Task to carry out → Retype each of the records below exactly, leaving the pictures out.

Data →
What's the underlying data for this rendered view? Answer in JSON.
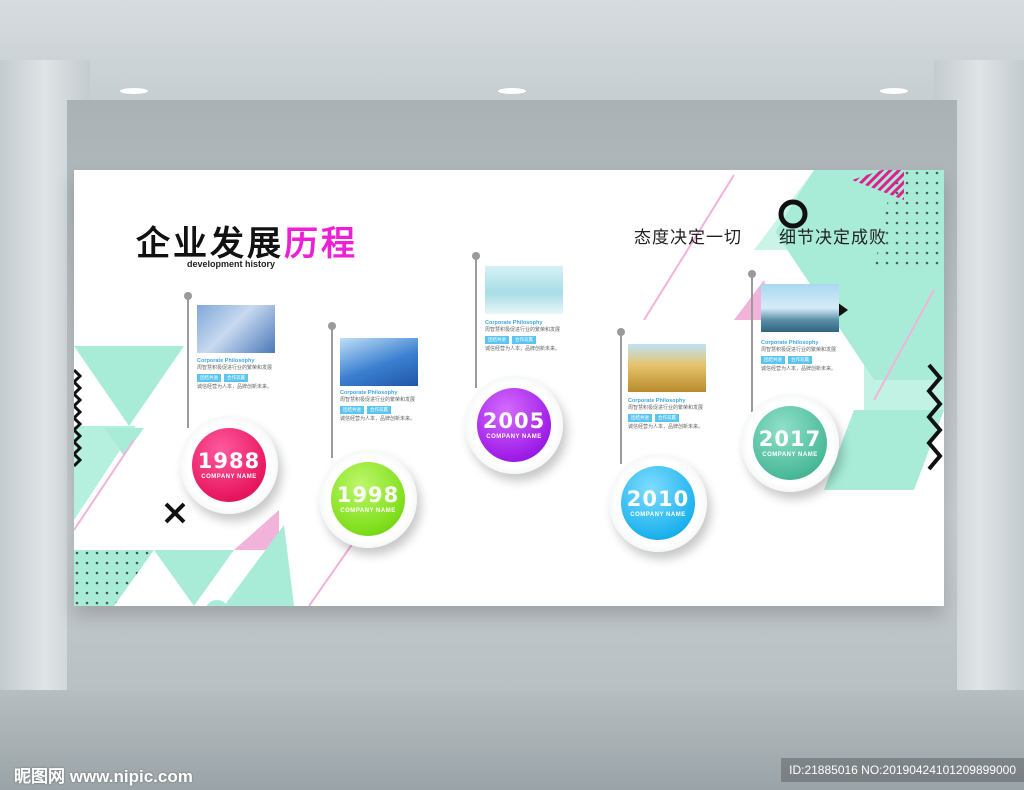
{
  "board": {
    "title_main": "企业发展",
    "title_accent": "历程",
    "subtitle": "development history",
    "slogan_left": "态度决定一切",
    "slogan_right": "细节决定成败"
  },
  "colors": {
    "mint": "#a8ecd8",
    "pink": "#f2b3da",
    "accent_magenta": "#ee1fd6",
    "tag_blue": "#5ac5f0"
  },
  "milestones": [
    {
      "year": "1988",
      "company": "COMPANY NAME",
      "photo": "handshake-city-photo",
      "heading": "Corporate Philosophy",
      "line1": "周智慧积极促进行业的繁荣和发展",
      "tag1": "团结共进",
      "tag2": "合作双赢",
      "line2": "诚信经营为人本，品牌创新未来。"
    },
    {
      "year": "1998",
      "company": "COMPANY NAME",
      "photo": "glass-building-photo",
      "heading": "Corporate Philosophy",
      "line1": "周智慧积极促进行业的繁荣和发展",
      "tag1": "团结共进",
      "tag2": "合作双赢",
      "line2": "诚信经营为人本，品牌创新未来。"
    },
    {
      "year": "2005",
      "company": "COMPANY NAME",
      "photo": "businessman-sky-photo",
      "heading": "Corporate Philosophy",
      "line1": "周智慧积极促进行业的繁荣和发展",
      "tag1": "团结共进",
      "tag2": "合作双赢",
      "line2": "诚信经营为人本，品牌创新未来。"
    },
    {
      "year": "2010",
      "company": "COMPANY NAME",
      "photo": "wheat-field-photo",
      "heading": "Corporate Philosophy",
      "line1": "周智慧积极促进行业的繁荣和发展",
      "tag1": "团结共进",
      "tag2": "合作双赢",
      "line2": "诚信经营为人本，品牌创新未来。"
    },
    {
      "year": "2017",
      "company": "COMPANY NAME",
      "photo": "skyline-photo",
      "heading": "Corporate Philosophy",
      "line1": "周智慧积极促进行业的繁荣和发展",
      "tag1": "团结共进",
      "tag2": "合作双赢",
      "line2": "诚信经营为人本，品牌创新未来。"
    }
  ],
  "watermark": {
    "left": "昵图网 www.nipic.com",
    "right": "ID:21885016 NO:20190424101209899000"
  }
}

Solution to the problem →
What's the underlying data for this rendered view? Answer in JSON.
{
  "board": {
    "title_main": "企业发展",
    "title_accent": "历程",
    "subtitle": "development history",
    "slogan_left": "态度决定一切",
    "slogan_right": "细节决定成败"
  },
  "colors": {
    "mint": "#a8ecd8",
    "pink": "#f2b3da",
    "accent_magenta": "#ee1fd6",
    "tag_blue": "#5ac5f0"
  },
  "milestones": [
    {
      "year": "1988",
      "company": "COMPANY NAME",
      "photo": "handshake-city-photo",
      "heading": "Corporate Philosophy",
      "line1": "周智慧积极促进行业的繁荣和发展",
      "tag1": "团结共进",
      "tag2": "合作双赢",
      "line2": "诚信经营为人本，品牌创新未来。"
    },
    {
      "year": "1998",
      "company": "COMPANY NAME",
      "photo": "glass-building-photo",
      "heading": "Corporate Philosophy",
      "line1": "周智慧积极促进行业的繁荣和发展",
      "tag1": "团结共进",
      "tag2": "合作双赢",
      "line2": "诚信经营为人本，品牌创新未来。"
    },
    {
      "year": "2005",
      "company": "COMPANY NAME",
      "photo": "businessman-sky-photo",
      "heading": "Corporate Philosophy",
      "line1": "周智慧积极促进行业的繁荣和发展",
      "tag1": "团结共进",
      "tag2": "合作双赢",
      "line2": "诚信经营为人本，品牌创新未来。"
    },
    {
      "year": "2010",
      "company": "COMPANY NAME",
      "photo": "wheat-field-photo",
      "heading": "Corporate Philosophy",
      "line1": "周智慧积极促进行业的繁荣和发展",
      "tag1": "团结共进",
      "tag2": "合作双赢",
      "line2": "诚信经营为人本，品牌创新未来。"
    },
    {
      "year": "2017",
      "company": "COMPANY NAME",
      "photo": "skyline-photo",
      "heading": "Corporate Philosophy",
      "line1": "周智慧积极促进行业的繁荣和发展",
      "tag1": "团结共进",
      "tag2": "合作双赢",
      "line2": "诚信经营为人本，品牌创新未来。"
    }
  ],
  "watermark": {
    "left": "昵图网 www.nipic.com",
    "right": "ID:21885016 NO:20190424101209899000"
  }
}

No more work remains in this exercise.